Gressenhall’s farm was once used to grow produce for the inmates at the workhouse. Today we use the farm to demonstrate traditional farming techniques to visitors.
Take a peek into the farmhouse and see how farming families used to live. The kitchen has an old-style range cooker and on event days is filled with the aromas of traditional farmhouse cooking.
In the St Nicholas’ Barn are displays of farming implements from the last 200 years. You can also peek into the lives of the wild birds and animals who live at Gressenhall with our nature watch cameras.
In St Nicholas’ Barn are displays of farming implements from the last 200 years.
Explore the farm with our circular walks. Explore what’s growing in the fields or take a stroll down to the river. Keep the whole family entertained with a free stamper trail available from the museum shop.
The Suffolk Punch is one of the oldest breeds of working horse recorded in the UK, going back to the 18th century. The breed was distinctive to East Anglia. The Suffolk Punch was hard hit by the advent of mechanised farming and by the mid 1960s it had almost died out. Since then, a concerted effort at breeding the giant horses has led to an increase in population in the UK, but the Suffolk Punch is still rarer than the giant panda.
At Gressenhall Farm, Suffolk Punch horses work the farm. Throughout the seasons they play a central role in planting, harvesting and ploughing. Look out for the cart rides round the farm. Weather allowing, they depart from the farm yard most afternoons and are a relaxing way to look around the fields and see the animals grazing.

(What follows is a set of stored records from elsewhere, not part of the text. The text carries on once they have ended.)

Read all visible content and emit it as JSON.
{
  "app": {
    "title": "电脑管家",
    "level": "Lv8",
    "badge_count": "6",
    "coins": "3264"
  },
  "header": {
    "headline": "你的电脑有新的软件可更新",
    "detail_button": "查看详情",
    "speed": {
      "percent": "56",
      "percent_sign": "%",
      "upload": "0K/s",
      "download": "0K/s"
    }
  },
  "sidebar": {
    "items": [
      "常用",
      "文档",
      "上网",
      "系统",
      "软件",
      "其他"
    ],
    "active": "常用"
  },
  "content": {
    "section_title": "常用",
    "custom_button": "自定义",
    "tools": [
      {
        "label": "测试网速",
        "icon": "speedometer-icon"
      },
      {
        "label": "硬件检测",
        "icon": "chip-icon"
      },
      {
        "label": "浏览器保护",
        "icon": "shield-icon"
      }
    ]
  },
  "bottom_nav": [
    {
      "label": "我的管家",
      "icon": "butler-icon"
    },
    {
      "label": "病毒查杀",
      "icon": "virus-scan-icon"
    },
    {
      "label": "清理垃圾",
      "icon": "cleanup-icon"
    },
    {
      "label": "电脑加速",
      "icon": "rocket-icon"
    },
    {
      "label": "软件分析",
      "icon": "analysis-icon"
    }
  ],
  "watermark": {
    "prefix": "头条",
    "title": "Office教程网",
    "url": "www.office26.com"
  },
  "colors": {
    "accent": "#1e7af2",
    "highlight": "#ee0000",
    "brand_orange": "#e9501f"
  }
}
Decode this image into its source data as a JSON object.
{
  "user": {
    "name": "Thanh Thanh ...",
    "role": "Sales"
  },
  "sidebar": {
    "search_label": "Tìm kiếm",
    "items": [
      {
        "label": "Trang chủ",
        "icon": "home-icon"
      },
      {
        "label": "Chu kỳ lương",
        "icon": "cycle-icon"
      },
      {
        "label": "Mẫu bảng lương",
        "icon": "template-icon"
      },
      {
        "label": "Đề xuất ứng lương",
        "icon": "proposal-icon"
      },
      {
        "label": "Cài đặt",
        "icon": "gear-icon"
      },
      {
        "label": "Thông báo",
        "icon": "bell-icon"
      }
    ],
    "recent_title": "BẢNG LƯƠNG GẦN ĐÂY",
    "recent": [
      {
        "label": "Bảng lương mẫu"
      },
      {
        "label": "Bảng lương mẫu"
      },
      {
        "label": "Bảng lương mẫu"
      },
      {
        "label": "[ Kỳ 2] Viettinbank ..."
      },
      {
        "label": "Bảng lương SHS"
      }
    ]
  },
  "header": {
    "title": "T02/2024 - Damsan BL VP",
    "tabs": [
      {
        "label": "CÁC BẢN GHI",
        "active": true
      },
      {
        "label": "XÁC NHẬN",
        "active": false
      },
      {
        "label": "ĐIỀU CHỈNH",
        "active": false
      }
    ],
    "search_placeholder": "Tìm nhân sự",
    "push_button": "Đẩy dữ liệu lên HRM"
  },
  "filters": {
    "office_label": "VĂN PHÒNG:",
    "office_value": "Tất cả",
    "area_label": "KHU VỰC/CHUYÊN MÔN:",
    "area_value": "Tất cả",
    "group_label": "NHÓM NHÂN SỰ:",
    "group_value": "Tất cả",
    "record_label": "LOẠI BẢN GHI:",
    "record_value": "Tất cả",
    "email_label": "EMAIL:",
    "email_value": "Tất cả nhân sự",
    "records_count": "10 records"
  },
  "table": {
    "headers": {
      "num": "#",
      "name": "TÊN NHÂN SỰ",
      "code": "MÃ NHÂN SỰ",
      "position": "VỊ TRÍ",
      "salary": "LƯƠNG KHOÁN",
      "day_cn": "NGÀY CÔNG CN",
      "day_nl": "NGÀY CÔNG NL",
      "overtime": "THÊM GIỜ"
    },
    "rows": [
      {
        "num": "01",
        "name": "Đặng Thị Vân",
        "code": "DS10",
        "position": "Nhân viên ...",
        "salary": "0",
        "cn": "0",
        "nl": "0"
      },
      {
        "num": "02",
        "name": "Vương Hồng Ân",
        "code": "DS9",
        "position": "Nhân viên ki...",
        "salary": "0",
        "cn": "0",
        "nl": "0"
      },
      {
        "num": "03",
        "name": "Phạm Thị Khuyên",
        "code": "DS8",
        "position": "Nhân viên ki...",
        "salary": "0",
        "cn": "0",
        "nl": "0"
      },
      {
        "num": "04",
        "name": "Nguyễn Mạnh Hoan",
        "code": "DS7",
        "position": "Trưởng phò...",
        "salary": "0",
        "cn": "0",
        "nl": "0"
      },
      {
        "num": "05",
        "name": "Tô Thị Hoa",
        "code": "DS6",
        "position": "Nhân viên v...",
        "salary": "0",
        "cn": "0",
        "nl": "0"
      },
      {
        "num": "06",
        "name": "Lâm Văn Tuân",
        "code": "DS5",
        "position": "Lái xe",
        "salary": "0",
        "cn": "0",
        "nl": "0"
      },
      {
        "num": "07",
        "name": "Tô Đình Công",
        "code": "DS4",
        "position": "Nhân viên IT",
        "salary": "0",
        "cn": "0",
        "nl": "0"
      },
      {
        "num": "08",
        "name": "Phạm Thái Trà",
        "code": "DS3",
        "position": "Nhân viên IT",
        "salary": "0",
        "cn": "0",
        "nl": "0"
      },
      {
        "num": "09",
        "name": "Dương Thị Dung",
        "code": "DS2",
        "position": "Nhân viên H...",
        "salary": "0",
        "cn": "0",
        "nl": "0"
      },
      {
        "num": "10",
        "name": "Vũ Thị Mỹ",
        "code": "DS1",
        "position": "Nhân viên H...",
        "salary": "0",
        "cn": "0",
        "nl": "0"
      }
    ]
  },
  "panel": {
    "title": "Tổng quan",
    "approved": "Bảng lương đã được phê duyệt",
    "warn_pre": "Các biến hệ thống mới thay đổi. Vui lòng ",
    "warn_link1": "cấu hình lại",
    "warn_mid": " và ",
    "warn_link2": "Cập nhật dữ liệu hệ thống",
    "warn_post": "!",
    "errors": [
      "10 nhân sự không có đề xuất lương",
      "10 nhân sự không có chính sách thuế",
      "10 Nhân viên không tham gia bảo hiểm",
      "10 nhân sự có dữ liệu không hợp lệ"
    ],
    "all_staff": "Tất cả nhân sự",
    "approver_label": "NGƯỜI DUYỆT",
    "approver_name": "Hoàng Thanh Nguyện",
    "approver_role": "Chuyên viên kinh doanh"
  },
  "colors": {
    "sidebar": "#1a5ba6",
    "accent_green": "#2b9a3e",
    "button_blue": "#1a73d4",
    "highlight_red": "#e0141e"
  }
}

To find out more about Suffolk Punch horses visit the Suffolk Horse Society website.